→ The problem
Read the listing below and tally the lines that contain "Street"; the reply is that tally only.

→ Source material
———

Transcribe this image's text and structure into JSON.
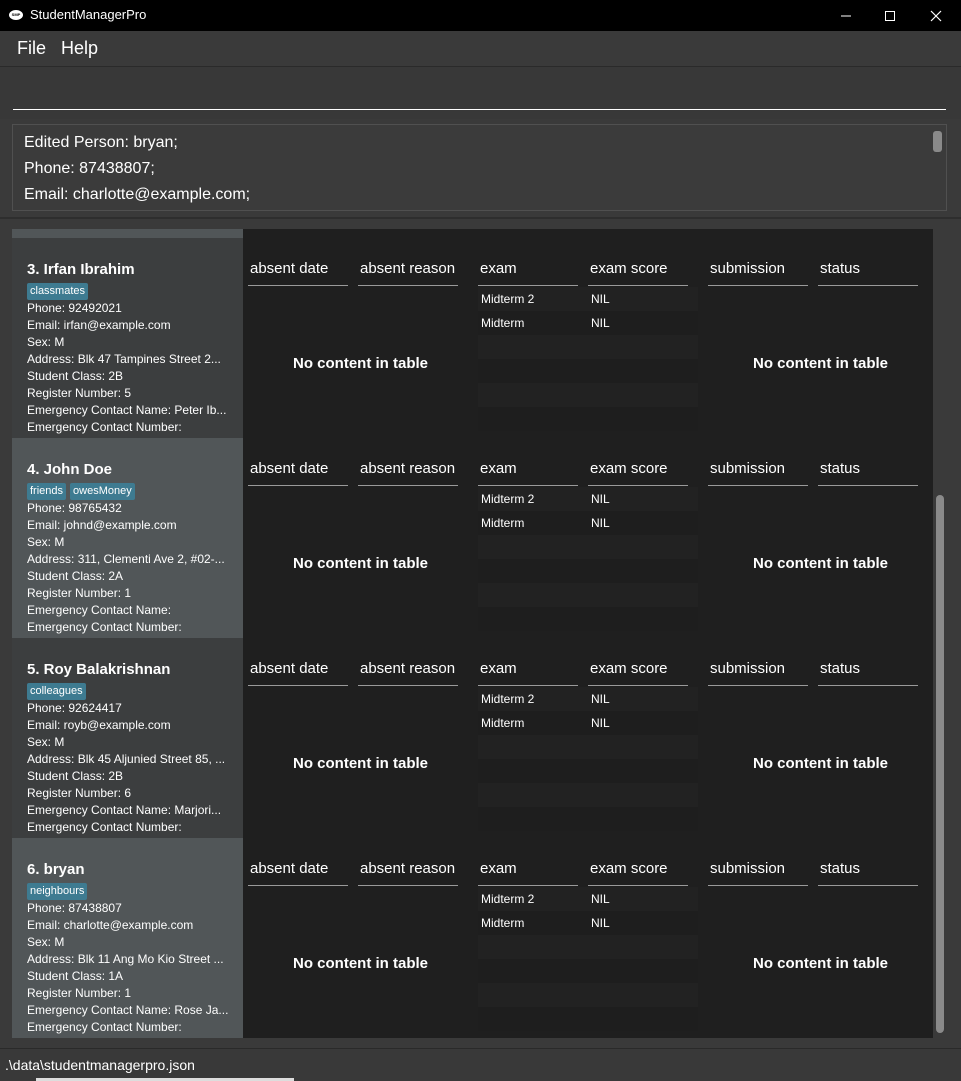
{
  "window": {
    "title": "StudentManagerPro",
    "icon_label": "SMP"
  },
  "menu": {
    "file": "File",
    "help": "Help"
  },
  "command": {
    "value": ""
  },
  "result": {
    "lines": [
      "Edited Person: bryan;",
      "Phone: 87438807;",
      "Email: charlotte@example.com;"
    ]
  },
  "table_headers": {
    "absent_date": "absent date",
    "absent_reason": "absent reason",
    "exam": "exam",
    "exam_score": "exam score",
    "submission": "submission",
    "status": "status",
    "no_content": "No content in table"
  },
  "persons": [
    {
      "name": "3. Irfan Ibrahim",
      "tags": [
        "classmates"
      ],
      "phone": "Phone: 92492021",
      "email": "Email: irfan@example.com",
      "sex": "Sex: M",
      "address": "Address: Blk 47 Tampines Street 2...",
      "student_class": "Student Class: 2B",
      "register_number": "Register Number: 5",
      "emergency_name": "Emergency Contact Name: Peter Ib...",
      "emergency_number": "Emergency Contact Number:",
      "exams": [
        {
          "exam": "Midterm 2",
          "score": "NIL"
        },
        {
          "exam": "Midterm",
          "score": "NIL"
        }
      ]
    },
    {
      "name": "4. John Doe",
      "tags": [
        "friends",
        "owesMoney"
      ],
      "phone": "Phone: 98765432",
      "email": "Email: johnd@example.com",
      "sex": "Sex: M",
      "address": "Address: 311, Clementi Ave 2, #02-...",
      "student_class": "Student Class: 2A",
      "register_number": "Register Number: 1",
      "emergency_name": "Emergency Contact Name:",
      "emergency_number": "Emergency Contact Number:",
      "exams": [
        {
          "exam": "Midterm 2",
          "score": "NIL"
        },
        {
          "exam": "Midterm",
          "score": "NIL"
        }
      ]
    },
    {
      "name": "5. Roy Balakrishnan",
      "tags": [
        "colleagues"
      ],
      "phone": "Phone: 92624417",
      "email": "Email: royb@example.com",
      "sex": "Sex: M",
      "address": "Address: Blk 45 Aljunied Street 85, ...",
      "student_class": "Student Class: 2B",
      "register_number": "Register Number: 6",
      "emergency_name": "Emergency Contact Name: Marjori...",
      "emergency_number": "Emergency Contact Number:",
      "exams": [
        {
          "exam": "Midterm 2",
          "score": "NIL"
        },
        {
          "exam": "Midterm",
          "score": "NIL"
        }
      ]
    },
    {
      "name": "6. bryan",
      "tags": [
        "neighbours"
      ],
      "phone": "Phone: 87438807",
      "email": "Email: charlotte@example.com",
      "sex": "Sex: M",
      "address": "Address: Blk 11 Ang Mo Kio Street ...",
      "student_class": "Student Class: 1A",
      "register_number": "Register Number: 1",
      "emergency_name": "Emergency Contact Name: Rose Ja...",
      "emergency_number": "Emergency Contact Number:",
      "exams": [
        {
          "exam": "Midterm 2",
          "score": "NIL"
        },
        {
          "exam": "Midterm",
          "score": "NIL"
        }
      ]
    }
  ],
  "status": {
    "file_path": ".\\data\\studentmanagerpro.json"
  },
  "colors": {
    "background": "#3a3a3a",
    "card_dark": "#3c3e3f",
    "card_light": "#515658",
    "tag": "#3e7b91",
    "table_bg": "#1f1f1f"
  }
}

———

→ Your response
3